[2]Application I, paras 2-3.
[3] Application I was accordingly re-filed on the 17th of January 2007, with a corrigendum thereto filed on the same date.
[4] In addition, the Appeals Chamber of the Special Court has held that “[a]s a creation of the Registrar, the Defence Office and at its head, the Principal Defender, remain under the administrative authority of the Registrar” and that “[a]lthough the Defence Office is given the main responsibility for ensuring the rights of the accused by accomplishing the functions mentioned [in para. 80], it is supposed to exercise its duty under the administrative authority of the Registrar.
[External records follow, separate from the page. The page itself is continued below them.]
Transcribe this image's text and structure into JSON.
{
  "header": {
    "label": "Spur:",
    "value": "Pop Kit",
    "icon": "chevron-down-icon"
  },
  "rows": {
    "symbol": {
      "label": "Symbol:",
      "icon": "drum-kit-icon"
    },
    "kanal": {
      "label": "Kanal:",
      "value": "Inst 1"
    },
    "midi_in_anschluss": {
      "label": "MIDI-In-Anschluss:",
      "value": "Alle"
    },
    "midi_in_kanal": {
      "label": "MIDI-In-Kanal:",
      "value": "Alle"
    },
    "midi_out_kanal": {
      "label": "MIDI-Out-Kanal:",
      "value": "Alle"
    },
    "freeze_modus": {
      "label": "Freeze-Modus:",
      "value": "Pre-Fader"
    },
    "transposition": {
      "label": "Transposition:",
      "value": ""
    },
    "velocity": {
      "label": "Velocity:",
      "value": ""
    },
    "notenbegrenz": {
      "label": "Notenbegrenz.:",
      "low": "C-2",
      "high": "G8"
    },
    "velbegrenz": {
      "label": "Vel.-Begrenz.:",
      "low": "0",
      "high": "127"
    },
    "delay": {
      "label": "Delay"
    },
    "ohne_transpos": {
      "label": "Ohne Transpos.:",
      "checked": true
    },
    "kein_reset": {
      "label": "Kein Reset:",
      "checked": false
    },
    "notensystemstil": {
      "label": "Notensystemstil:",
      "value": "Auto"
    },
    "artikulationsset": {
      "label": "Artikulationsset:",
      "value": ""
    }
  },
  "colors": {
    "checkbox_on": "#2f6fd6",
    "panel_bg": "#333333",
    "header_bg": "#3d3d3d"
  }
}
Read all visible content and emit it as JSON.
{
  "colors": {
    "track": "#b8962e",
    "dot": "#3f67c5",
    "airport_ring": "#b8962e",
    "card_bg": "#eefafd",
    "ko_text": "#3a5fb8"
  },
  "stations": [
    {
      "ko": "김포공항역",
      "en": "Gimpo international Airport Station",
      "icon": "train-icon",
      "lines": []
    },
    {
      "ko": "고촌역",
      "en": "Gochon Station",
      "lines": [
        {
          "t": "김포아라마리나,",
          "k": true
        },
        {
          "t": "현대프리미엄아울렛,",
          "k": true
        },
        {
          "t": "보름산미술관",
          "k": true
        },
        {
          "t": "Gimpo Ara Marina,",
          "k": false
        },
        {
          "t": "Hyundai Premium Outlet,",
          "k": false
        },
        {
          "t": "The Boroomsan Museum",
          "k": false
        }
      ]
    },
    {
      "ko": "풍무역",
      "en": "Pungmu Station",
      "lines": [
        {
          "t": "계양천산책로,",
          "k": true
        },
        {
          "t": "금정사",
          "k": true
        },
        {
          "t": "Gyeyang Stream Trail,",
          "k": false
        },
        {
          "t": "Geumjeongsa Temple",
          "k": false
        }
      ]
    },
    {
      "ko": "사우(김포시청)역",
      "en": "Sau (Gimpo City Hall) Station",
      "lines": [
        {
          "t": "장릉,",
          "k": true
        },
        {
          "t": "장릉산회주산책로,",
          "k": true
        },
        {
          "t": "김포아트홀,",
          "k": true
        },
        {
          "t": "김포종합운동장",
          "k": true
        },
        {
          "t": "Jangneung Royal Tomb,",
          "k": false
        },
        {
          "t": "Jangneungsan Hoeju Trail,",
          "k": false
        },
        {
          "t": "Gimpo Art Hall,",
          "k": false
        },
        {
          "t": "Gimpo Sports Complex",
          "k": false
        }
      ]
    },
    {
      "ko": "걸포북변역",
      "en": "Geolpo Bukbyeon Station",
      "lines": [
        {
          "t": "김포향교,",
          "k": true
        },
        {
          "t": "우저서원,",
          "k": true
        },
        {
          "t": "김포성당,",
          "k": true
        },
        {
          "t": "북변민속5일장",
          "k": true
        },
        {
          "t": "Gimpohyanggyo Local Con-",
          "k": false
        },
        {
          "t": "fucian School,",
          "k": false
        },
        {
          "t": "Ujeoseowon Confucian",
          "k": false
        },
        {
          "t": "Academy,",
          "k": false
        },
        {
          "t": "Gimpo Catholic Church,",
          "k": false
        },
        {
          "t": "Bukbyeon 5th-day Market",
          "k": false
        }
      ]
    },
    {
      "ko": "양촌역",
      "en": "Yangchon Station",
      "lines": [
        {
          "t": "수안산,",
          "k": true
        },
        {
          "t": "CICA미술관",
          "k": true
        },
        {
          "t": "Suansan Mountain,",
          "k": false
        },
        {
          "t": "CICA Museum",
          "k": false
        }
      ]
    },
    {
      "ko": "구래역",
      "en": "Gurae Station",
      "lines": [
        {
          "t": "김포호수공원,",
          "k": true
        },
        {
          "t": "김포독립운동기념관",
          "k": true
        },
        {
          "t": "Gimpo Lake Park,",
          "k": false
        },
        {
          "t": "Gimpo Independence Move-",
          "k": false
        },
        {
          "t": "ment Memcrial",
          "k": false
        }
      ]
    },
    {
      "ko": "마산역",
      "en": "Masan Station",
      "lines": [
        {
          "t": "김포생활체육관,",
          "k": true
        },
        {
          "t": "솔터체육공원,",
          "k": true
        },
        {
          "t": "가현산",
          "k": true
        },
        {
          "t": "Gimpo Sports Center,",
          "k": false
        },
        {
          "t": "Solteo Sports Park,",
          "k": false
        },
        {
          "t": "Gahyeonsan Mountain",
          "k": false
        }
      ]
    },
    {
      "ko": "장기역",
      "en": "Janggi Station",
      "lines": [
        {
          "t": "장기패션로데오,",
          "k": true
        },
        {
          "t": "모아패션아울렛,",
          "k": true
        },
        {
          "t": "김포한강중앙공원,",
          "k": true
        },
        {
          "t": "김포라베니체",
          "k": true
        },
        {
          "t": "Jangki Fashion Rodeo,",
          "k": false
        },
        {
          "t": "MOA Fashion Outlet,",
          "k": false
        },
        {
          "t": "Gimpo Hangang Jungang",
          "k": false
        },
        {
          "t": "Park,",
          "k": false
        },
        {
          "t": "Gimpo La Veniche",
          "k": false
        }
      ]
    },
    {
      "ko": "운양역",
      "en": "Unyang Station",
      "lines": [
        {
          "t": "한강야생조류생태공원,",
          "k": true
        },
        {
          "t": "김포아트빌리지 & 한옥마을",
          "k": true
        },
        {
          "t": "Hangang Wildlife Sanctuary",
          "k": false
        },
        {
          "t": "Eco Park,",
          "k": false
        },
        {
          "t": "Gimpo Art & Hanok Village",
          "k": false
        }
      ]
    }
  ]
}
See Prosecutor v. Brima, Kamara and Kanu, SCSL-04-16-AR73, Decision on Brima-Kamara Defence Appeal Motion against Trial Chamber II Majority Decision on Extremely Urgent Confidential Joint Motion for the Re-Appointment of Kevin Metzger and Wilbert Harris as Lead Counsel for Alex Tamba Brima and Brima Bazzy Kamara, 8 December 2005 (“Appeals Chamber Decision”), para. 83.
[5] Prosecutor v. Sesay, Kallon and Gbao, SCSL-04-15-T, Written Reasons for the Decision on Application by Counsel for the Third Accused to Withdraw from the Case, 19 June 2006 (“Written Reasons”), para. 41. Emphasis added.
[6] See Appeals Chamber Decision, supra note 4, para. 86. Emphasis added.
[7] See, for instance, Written Reasons, supra note 5, paras 19-21 and 25. See also similar jurisprudence from Trial Chamber II: Prosecutor v. Taylor, SCSL-03-01-PT, Joint Decision on Defence Motions on Adequate Facilities and Adequate Time for the Preparation of the Mr. Taylor’s Defence, 23 January 2007.
[8] Prosecutor v. Brima, SCSL-04-16-PT, Decision on Applicant’s Motion Against Denial by the Acting Principal Defender to Enter a Legal Service Contract for the Assignment of Counsel, 6 May 2004, para. 62.
[9] Ibid, paras 64-65.
[10] The Chamber in particular notes the recent undertaking by the Principal Defender that he is engaging for additional resources to meet the investigative needs of the Defence Teams. See Joint Response, Annex H.